Instead, we are pushed into groups that many of us are uncomfortable being categorized into. According to the Pew Research Center, the U.S. Census is changing the way that it asks about race and ethnicity. There are more options for the responder to choose from. The Census’ goal is to have fewer people choose the box that says, “some other race.”
With the census, instead of being confused about how exactly to dictate that one is, for example, Lebanese, there is now the option to check off “white” and then, underneath the box, clarify one’s ethnicity.
However, this luxury is unavailable on a majority of the paperwork that one must complete on a regular basis in order to apply for jobs, graduate school or even to visit a new doctor. It’s frustrating that we are forced to give up our individuality on these forms to become one number in a group, but what is even more upsetting is that these groups we are forced into are too broad.
It is especially difficult for people from the Middle East, as they must declare themselves “white” even if they believe that they are of color. For people from India, Pakistan and Bangladesh, though they identify as South Asian, they must check off that they are Asian, even though that puts them in a group that they believe they are different from.
In the case of people who are biracial or identify as being a part of more than one race, they are often forced to choose one race — even if they identify as, say, both Egyptian and Indian. It is unfair that one must pick which part of their heritage they want to identify with.

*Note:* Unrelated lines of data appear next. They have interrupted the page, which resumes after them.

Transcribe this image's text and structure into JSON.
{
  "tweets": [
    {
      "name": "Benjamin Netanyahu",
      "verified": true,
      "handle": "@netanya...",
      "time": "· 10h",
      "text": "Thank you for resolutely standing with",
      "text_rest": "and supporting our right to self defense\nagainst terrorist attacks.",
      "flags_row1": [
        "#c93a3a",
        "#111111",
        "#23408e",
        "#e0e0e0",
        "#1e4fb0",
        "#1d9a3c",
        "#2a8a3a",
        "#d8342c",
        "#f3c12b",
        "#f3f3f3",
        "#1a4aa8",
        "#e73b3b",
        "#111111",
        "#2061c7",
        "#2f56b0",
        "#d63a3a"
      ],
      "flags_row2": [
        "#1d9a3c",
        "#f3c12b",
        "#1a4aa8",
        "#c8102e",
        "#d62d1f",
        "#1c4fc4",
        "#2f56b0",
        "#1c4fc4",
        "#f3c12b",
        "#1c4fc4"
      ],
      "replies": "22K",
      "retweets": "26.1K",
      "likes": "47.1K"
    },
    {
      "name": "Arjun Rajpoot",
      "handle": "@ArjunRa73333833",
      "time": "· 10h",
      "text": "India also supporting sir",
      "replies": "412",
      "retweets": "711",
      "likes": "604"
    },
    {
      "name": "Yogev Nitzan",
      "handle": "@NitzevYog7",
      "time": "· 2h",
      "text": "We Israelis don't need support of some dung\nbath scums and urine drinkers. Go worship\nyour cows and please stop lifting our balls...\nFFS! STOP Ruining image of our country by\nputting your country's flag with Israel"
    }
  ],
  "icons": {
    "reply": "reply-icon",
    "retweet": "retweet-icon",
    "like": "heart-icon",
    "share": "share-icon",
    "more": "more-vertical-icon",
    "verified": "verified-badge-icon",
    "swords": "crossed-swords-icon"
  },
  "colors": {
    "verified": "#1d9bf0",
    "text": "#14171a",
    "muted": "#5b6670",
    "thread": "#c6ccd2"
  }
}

If UMBC prides itself in having such a diverse community, then that diversity needs to be accommodated. Students need to be shown that the unique parts of them are appreciated, and so there needs to be a change in the way that we are allowed to identify ourselves.